For instance, in Rotterdam we have seen that the first SIB was not only successful in itself, but has led to the City contracting the service providers that work in youth unemployment in a direct outcomes-based way, together with external evaluation to measure impact. The service provider in the SIB was also one of the service providers to win a contract there.

What is the role that Social Finance NL has been playing in the development of SIB approaches in the Netherlands?

Björn:  Both Ruben Koekoek and myself (Ruben and Björn are co-founders of Social Finance NL – ed.) have been involved with that very first SIB and Ruben has been the driving force behind the involvement of ABN AMRO Bank in the field, while I was able to work in various roles at ABN AMRO, Deloitte as well as spend time at Social Finance UK. 
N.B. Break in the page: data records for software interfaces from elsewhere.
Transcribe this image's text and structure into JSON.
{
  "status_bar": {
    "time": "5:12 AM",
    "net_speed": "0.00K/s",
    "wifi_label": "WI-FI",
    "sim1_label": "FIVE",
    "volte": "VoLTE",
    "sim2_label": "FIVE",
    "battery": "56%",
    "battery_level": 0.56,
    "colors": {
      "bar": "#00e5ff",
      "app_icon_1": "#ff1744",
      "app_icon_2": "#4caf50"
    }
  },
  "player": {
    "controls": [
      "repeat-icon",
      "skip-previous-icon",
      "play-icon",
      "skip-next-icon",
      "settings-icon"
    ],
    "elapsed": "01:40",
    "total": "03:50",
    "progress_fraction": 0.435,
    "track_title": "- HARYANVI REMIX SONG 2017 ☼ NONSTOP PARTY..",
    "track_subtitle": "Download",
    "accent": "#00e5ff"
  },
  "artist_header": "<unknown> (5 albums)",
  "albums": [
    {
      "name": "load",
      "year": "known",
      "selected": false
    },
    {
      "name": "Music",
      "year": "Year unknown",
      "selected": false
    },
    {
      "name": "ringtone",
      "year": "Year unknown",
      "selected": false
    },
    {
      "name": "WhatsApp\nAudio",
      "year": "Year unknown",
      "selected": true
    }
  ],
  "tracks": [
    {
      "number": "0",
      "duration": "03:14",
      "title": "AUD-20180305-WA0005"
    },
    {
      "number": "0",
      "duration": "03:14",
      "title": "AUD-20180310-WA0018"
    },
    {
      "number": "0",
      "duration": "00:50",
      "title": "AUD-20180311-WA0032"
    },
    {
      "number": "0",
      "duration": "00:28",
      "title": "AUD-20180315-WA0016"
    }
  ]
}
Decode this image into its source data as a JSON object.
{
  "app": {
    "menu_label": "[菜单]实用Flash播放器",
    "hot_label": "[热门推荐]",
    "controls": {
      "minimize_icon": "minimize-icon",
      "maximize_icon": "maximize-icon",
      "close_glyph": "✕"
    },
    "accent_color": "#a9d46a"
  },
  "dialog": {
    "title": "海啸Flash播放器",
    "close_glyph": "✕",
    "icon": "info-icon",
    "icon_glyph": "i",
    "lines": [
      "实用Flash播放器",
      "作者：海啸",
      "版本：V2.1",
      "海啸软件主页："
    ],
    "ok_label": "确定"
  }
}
In 2018 we decided to take that experience into an impact-first organisation with Social Finance NL to further build the ecosystem of outcomes-based contracting and related social finance methodologies. Most recently, we have been working with and on behalf of the province of Noord-Brabant on setting up an outcomes fund with the objective of helping social enterprises to scale up and thus shape the purpose economy in the province. We expect that the Brabant Outcomes Fund will support the development of at least two meaningful outcomes-focused initiatives, such as social impact bonds, that contribute to a fairer society and a stronger economy locally. 

What kind of projects are being developed using a SIB approach in the Netherlands? How has practice evolved since the first SIB project was first launched in 2013?

Björn:  The majority of projects have focused on (youth) unemployment. This was mainly due to the fact that local authorities are legally and financially responsible for unemployed citizens and improved services could be directly related to a reduction in unemployment benefits. Ten out of the 11 SIBs in the Netherlands are directly focused on employment outcomes, although they do focus on different beneficiaries (young people, ex-detainees, employees with cancer); nine of those have a local authority as the outcome payer, the other two work with the Department of Justice (ex-detainees) and an insurance company (employees with cancer). 

Lately though we’ve seen a strong push to broaden our horizon, which we also see in various projects that are under development. We have launched an outcomes fund with the Province of Brabant that also focuses on mental health and ecological values for example, but we work with several local authorities to develop SIB approaches for young people in youth care, the prevention of debt and in education. 

This widening of scope is needed to gain further evidence for the methodology of SIBs, but also to regain focus on why it is worth developing SIBs. Since the launch of the first SIB, we’ve seen a movement where sometimes a SIB became a goal in itself, because it was seen as an innovative instrument or because it was seen as a way for public organisations to reduce their budget. Part of the reason for us to launch Social Finance in the Netherlands was to regain focus on the SIB as a means to an end, the focus should always be to find (innovative) approaches that better address the complex social challenges that exist in current society.

Continue reading Part 2 - Way forward

To find out more about social impact bonds and outcomes-based financing in the Netherlands, visit the Social Finance NL website. Björn will be sharing more insights from their work on social impact bonds and outcomes funds at this year’s Social Outcomes Conference on 5-6 September in Oxford.